Revenue increased 9% to $26.2 million
“Thirteen new client wins in 2016 is driving considerable growth for 2017. With this growth comes an increased need to bring on experienced, talented, specialized staff”
“As pharma budgets are under consideration, behaviorally based marketing strategies will be more important because of the continued differentiation that they offer”
Between hiring 17 employees and absorbing the 12-person agency Strategic Pharma Solutions, MicroMass Communications welcomed a lot of new people into the fold last year. Partner and president Alyson Connor jokes that she feels as if she meets a new person every day.

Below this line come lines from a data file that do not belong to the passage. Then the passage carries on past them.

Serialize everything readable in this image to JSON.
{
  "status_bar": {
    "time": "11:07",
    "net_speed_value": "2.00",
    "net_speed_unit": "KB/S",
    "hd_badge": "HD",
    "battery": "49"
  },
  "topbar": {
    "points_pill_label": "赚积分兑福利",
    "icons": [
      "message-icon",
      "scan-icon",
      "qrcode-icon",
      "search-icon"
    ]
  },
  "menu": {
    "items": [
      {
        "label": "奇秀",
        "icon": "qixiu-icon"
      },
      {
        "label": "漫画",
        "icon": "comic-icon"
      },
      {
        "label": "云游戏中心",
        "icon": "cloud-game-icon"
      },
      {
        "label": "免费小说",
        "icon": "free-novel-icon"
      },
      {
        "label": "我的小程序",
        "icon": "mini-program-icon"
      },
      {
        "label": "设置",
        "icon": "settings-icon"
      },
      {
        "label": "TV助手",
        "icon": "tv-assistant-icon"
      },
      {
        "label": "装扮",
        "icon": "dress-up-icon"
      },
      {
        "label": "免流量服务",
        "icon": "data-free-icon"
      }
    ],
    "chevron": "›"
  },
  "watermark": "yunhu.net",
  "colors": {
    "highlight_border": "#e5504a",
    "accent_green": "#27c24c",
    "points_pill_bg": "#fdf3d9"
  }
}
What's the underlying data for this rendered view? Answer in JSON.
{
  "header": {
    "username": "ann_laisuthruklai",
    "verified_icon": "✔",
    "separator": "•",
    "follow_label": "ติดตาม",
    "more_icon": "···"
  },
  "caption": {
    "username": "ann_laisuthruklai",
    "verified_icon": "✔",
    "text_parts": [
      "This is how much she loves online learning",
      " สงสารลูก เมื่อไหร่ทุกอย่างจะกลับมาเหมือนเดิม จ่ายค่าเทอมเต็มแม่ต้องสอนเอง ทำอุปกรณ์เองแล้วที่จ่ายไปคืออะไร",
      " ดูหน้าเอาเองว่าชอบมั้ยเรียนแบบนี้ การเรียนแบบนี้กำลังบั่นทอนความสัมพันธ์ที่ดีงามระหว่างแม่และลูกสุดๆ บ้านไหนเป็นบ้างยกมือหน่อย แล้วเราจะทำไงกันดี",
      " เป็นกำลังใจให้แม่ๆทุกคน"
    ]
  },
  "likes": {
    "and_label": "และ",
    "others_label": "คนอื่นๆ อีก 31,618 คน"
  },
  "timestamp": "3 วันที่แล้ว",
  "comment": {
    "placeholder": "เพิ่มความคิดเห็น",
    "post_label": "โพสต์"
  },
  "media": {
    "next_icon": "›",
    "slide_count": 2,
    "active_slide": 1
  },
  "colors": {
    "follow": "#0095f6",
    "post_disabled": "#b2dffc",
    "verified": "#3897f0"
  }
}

Given that behavioral science is the bedrock on which MicroMass was built, it’s not surprising to learn that the agency has a specialized on-boarding process that taps its collective expertise.
“Everyone, from account to tech people, goes through our behavioral science onboarding process,” Connor says. “It’s in our DNA.”
MicroMass has seized its share of new business — 13 accounts last year alone — by helping clients address and meet the clinical and behavioral needs of patients. The agency’s “whole patient” approach integrates behavioral science and health psychology techniques, then applies them to change patient and/or physician behavior and to optimize dialogue between the two constituencies.
“Our message and value proposition around addressing whole patient needs resonates with clients,” Connor says. “Whether you’re going to HCPs or caregivers, you must start with what’s going on with the patient.”
Connor uses the following analogy to illustrate how MicroMass programs drive better patient outcomes and, thus, brand success. “If I were going to teach you to swim, giving you a pamphlet on how to swim probably wouldn’t be very effective,” she says. “If I showed you how to swim and gave you tools and exercises to build the skill, you’d have much better chance of learning. It’s the same with our programs.”
MicroMass partner and CEO Phil Stein adds simply pushing out brand claims is no longer enough. “We help clients understand the real barriers to and drivers of behavior change,” he says.
Rare disease and oncology remain sweet spots for MicroMass. During 2016, the agency was awarded new rare-disease work from Lexicon, Genentech, and Alexion, while it seized oncology assignments from Merck, Tesaro, and Puma. Astellas, Sanofi, Jazz, and Intarcia round out the list of wins.
Connor notes that brand leaders in those two therapeutic categories are likely to step outside the traditional pharma-marketing paradigm. Lexicon, she says, represents a great example: It went along with MicroMass’ plans for a sponsored invitation-only patient forum ahead of the launch of Xermelo, a treatment for carcinoid syndrome diarrhea.
“[Carcinoid syndrome] patients don’t know anyone else with the disease,” Connor explains. “The forum gave patients an opportunity to meet one another and we got to get more information about their needs.”
Revenue was up $2.2 million to $26.2 million, representing a 9% jump in 2016. Connor and Stein expect an even more considerable spike during 2017, which has already prompted a full-on recruiting effort.